**Exercise:** Each entry below needs to be copied exactly, with nothing dropped.
[Start of section]
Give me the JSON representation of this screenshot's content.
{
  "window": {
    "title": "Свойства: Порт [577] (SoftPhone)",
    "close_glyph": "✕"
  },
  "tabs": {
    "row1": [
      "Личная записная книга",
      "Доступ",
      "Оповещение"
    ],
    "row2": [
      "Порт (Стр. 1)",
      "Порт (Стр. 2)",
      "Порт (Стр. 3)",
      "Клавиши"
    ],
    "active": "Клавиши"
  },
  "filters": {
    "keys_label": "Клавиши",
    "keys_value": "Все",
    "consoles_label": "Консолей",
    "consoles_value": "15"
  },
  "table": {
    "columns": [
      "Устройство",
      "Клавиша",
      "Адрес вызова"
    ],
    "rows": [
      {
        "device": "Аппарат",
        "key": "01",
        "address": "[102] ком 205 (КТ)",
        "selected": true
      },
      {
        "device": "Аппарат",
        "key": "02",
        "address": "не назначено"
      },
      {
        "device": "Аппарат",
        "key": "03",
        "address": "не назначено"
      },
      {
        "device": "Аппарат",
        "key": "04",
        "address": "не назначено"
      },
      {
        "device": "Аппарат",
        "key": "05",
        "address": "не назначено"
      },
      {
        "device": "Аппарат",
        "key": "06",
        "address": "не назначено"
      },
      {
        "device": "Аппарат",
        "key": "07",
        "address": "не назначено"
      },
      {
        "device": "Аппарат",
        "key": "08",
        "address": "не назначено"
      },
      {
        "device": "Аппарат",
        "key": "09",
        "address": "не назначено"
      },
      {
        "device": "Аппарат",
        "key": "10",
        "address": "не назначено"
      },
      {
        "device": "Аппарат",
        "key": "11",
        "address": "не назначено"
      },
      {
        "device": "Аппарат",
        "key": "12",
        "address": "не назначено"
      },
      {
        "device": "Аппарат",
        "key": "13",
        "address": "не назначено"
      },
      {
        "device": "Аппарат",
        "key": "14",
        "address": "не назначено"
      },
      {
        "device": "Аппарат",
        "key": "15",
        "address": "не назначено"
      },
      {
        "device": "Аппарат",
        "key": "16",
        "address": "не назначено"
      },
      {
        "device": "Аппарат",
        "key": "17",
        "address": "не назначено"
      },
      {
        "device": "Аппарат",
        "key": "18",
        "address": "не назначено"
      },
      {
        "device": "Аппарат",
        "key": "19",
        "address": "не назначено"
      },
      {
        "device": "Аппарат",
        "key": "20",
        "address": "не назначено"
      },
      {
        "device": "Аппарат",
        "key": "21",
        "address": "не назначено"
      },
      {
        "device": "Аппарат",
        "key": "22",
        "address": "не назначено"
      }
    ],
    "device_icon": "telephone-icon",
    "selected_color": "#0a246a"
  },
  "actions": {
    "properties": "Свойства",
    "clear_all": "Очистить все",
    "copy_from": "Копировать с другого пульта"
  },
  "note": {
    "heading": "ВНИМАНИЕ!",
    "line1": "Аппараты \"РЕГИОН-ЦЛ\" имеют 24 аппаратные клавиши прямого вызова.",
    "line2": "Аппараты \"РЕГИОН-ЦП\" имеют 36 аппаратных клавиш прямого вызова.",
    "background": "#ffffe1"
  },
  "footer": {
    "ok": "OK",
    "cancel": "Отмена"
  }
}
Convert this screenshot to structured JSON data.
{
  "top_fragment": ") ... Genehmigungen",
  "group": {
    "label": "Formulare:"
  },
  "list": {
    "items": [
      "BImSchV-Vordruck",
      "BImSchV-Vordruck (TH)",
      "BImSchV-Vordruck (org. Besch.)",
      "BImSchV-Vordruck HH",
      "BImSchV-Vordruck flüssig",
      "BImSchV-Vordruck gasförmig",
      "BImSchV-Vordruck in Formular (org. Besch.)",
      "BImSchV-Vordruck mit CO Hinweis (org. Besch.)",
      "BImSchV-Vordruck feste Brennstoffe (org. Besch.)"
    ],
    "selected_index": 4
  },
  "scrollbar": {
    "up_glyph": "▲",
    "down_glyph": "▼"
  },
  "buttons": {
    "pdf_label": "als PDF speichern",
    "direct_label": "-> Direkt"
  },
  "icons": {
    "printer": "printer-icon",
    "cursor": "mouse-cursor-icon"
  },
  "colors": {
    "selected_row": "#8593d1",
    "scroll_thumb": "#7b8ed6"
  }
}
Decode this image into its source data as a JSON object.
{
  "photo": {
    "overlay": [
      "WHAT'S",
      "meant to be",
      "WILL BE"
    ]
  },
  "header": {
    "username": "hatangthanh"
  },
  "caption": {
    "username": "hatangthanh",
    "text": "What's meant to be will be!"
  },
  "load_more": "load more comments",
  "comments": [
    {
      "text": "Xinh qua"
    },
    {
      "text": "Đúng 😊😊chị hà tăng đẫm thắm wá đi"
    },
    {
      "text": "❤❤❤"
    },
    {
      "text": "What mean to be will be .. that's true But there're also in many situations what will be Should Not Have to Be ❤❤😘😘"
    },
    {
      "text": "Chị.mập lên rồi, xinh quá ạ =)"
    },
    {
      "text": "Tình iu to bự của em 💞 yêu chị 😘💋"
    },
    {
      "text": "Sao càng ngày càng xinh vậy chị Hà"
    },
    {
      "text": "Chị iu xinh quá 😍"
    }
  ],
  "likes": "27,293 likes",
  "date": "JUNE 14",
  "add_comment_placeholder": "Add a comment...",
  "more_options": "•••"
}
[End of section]
**Exercise response:**
Give me the JSON representation of this screenshot's content.
{
  "window": {
    "title": "Свойства: Порт [577] (SoftPhone)",
    "close_glyph": "✕"
  },
  "tabs": {
    "row1": [
      "Личная записная книга",
      "Доступ",
      "Оповещение"
    ],
    "row2": [
      "Порт (Стр. 1)",
      "Порт (Стр. 2)",
      "Порт (Стр. 3)",
      "Клавиши"
    ],
    "active": "Клавиши"
  },
  "filters": {
    "keys_label": "Клавиши",
    "keys_value": "Все",
    "consoles_label": "Консолей",
    "consoles_value": "15"
  },
  "table": {
    "columns": [
      "Устройство",
      "Клавиша",
      "Адрес вызова"
    ],
    "rows": [
      {
        "device": "Аппарат",
        "key": "01",
        "address": "[102] ком 205 (КТ)",
        "selected": true
      },
      {
        "device": "Аппарат",
        "key": "02",
        "address": "не назначено"
      },
      {
        "device": "Аппарат",
        "key": "03",
        "address": "не назначено"
      },
      {
        "device": "Аппарат",
        "key": "04",
        "address": "не назначено"
      },
      {
        "device": "Аппарат",
        "key": "05",
        "address": "не назначено"
      },
      {
        "device": "Аппарат",
        "key": "06",
        "address": "не назначено"
      },
      {
        "device": "Аппарат",
        "key": "07",
        "address": "не назначено"
      },
      {
        "device": "Аппарат",
        "key": "08",
        "address": "не назначено"
      },
      {
        "device": "Аппарат",
        "key": "09",
        "address": "не назначено"
      },
      {
        "device": "Аппарат",
        "key": "10",
        "address": "не назначено"
      },
      {
        "device": "Аппарат",
        "key": "11",
        "address": "не назначено"
      },
      {
        "device": "Аппарат",
        "key": "12",
        "address": "не назначено"
      },
      {
        "device": "Аппарат",
        "key": "13",
        "address": "не назначено"
      },
      {
        "device": "Аппарат",
        "key": "14",
        "address": "не назначено"
      },
      {
        "device": "Аппарат",
        "key": "15",
        "address": "не назначено"
      },
      {
        "device": "Аппарат",
        "key": "16",
        "address": "не назначено"
      },
      {
        "device": "Аппарат",
        "key": "17",
        "address": "не назначено"
      },
      {
        "device": "Аппарат",
        "key": "18",
        "address": "не назначено"
      },
      {
        "device": "Аппарат",
        "key": "19",
        "address": "не назначено"
      },
      {
        "device": "Аппарат",
        "key": "20",
        "address": "не назначено"
      },
      {
        "device": "Аппарат",
        "key": "21",
        "address": "не назначено"
      },
      {
        "device": "Аппарат",
        "key": "22",
        "address": "не назначено"
      }
    ],
    "device_icon": "telephone-icon",
    "selected_color": "#0a246a"
  },
  "actions": {
    "properties": "Свойства",
    "clear_all": "Очистить все",
    "copy_from": "Копировать с другого пульта"
  },
  "note": {
    "heading": "ВНИМАНИЕ!",
    "line1": "Аппараты \"РЕГИОН-ЦЛ\" имеют 24 аппаратные клавиши прямого вызова.",
    "line2": "Аппараты \"РЕГИОН-ЦП\" имеют 36 аппаратных клавиш прямого вызова.",
    "background": "#ffffe1"
  },
  "footer": {
    "ok": "OK",
    "cancel": "Отмена"
  }
}
Convert this screenshot to structured JSON data.
{
  "top_fragment": ") ... Genehmigungen",
  "group": {
    "label": "Formulare:"
  },
  "list": {
    "items": [
      "BImSchV-Vordruck",
      "BImSchV-Vordruck (TH)",
      "BImSchV-Vordruck (org. Besch.)",
      "BImSchV-Vordruck HH",
      "BImSchV-Vordruck flüssig",
      "BImSchV-Vordruck gasförmig",
      "BImSchV-Vordruck in Formular (org. Besch.)",
      "BImSchV-Vordruck mit CO Hinweis (org. Besch.)",
      "BImSchV-Vordruck feste Brennstoffe (org. Besch.)"
    ],
    "selected_index": 4
  },
  "scrollbar": {
    "up_glyph": "▲",
    "down_glyph": "▼"
  },
  "buttons": {
    "pdf_label": "als PDF speichern",
    "direct_label": "-> Direkt"
  },
  "icons": {
    "printer": "printer-icon",
    "cursor": "mouse-cursor-icon"
  },
  "colors": {
    "selected_row": "#8593d1",
    "scroll_thumb": "#7b8ed6"
  }
}
Decode this image into its source data as a JSON object.
{
  "photo": {
    "overlay": [
      "WHAT'S",
      "meant to be",
      "WILL BE"
    ]
  },
  "header": {
    "username": "hatangthanh"
  },
  "caption": {
    "username": "hatangthanh",
    "text": "What's meant to be will be!"
  },
  "load_more": "load more comments",
  "comments": [
    {
      "text": "Xinh qua"
    },
    {
      "text": "Đúng 😊😊chị hà tăng đẫm thắm wá đi"
    },
    {
      "text": "❤❤❤"
    },
    {
      "text": "What mean to be will be .. that's true But there're also in many situations what will be Should Not Have to Be ❤❤😘😘"
    },
    {
      "text": "Chị.mập lên rồi, xinh quá ạ =)"
    },
    {
      "text": "Tình iu to bự của em 💞 yêu chị 😘💋"
    },
    {
      "text": "Sao càng ngày càng xinh vậy chị Hà"
    },
    {
      "text": "Chị iu xinh quá 😍"
    }
  ],
  "likes": "27,293 likes",
  "date": "JUNE 14",
  "add_comment_placeholder": "Add a comment...",
  "more_options": "•••"
}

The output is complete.